Viewer enthusiasm is great, but it takes real money to buy film and paper and chemistry, and especially as Kathy and I are both using 8X10 cameras, the costs are pretty hefty. Our open house, in which literally our house becomes a living gallery, has been a pretty good source of financial relief. This is our tenth year doing it so we have our hopes up. This brings me to the point: setting prices, a dirty business full of angst and stress. I am a firm believer in the democratic nature of photography as a medium. Even apart from digital, a photographic piece of art is reproducible. We work with film negatives. A printmaker using a copper plate to produce her images will print an edition, and no more. Having a negative means I can always go back and print the image again. There are two ways of seeing this: Because I have a negative, every print becomes less valuable due to the law of supply and demand; Because I have the negative, I can make prints available to a broader and bigger group of patrons, who may not, for example, be able to afford having an original etching made in an edition of 50. This second is what I mean by photography being democratic. I once was a painter and as a hopeful artist I took slides to galleries in Chicago to see if I could find some interest in my work. What I found was the gallery people and the patrons were from a different world than mine. I lived in a lower middle class neighborhood growing up, in a factory town that smelled of the smokestacks. The folks in the Chicago galleries were not the people I knew, and it seemed to me at the time, unlike them in so many ways.

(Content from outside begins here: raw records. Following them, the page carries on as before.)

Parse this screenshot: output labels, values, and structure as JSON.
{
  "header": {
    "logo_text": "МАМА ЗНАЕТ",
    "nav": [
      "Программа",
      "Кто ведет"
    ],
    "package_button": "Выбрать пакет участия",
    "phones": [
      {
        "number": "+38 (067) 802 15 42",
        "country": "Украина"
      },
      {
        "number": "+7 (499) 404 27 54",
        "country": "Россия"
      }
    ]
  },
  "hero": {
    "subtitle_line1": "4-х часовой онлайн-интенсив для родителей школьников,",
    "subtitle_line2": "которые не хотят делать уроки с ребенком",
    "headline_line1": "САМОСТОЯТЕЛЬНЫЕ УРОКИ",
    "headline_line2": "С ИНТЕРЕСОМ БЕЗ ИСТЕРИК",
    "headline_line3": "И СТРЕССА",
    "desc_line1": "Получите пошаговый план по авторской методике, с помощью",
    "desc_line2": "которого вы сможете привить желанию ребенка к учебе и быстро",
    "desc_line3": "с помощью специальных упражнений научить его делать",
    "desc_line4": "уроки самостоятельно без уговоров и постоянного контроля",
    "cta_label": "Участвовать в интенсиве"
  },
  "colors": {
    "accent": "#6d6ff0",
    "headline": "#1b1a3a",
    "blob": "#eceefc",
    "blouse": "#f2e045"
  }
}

Everybody responds to photos. I want as many people as can to be able to enjoy an image I made and possess it. But this means that I have to be very careful not to price my prints beyond their means. I also have to consider what it takes to produce my work in terms of time and knowledge and experience, and all the years I have put into perfecting my skills and my knowledge of the techniques required. Then there is, as I suggested earlier, the costs of supplies. Some people tell us we don’t charge enough. We have photographer friends who charge, what we think are outrageous prices and there is no way I could afford to own a piece from them.
Thus this frustrating and anxious process of setting our prices for the open house.
I thought I’d throw in this quick little blog to see if some of you have some thoughts on it.
Bill Kostelec, December 5, 2019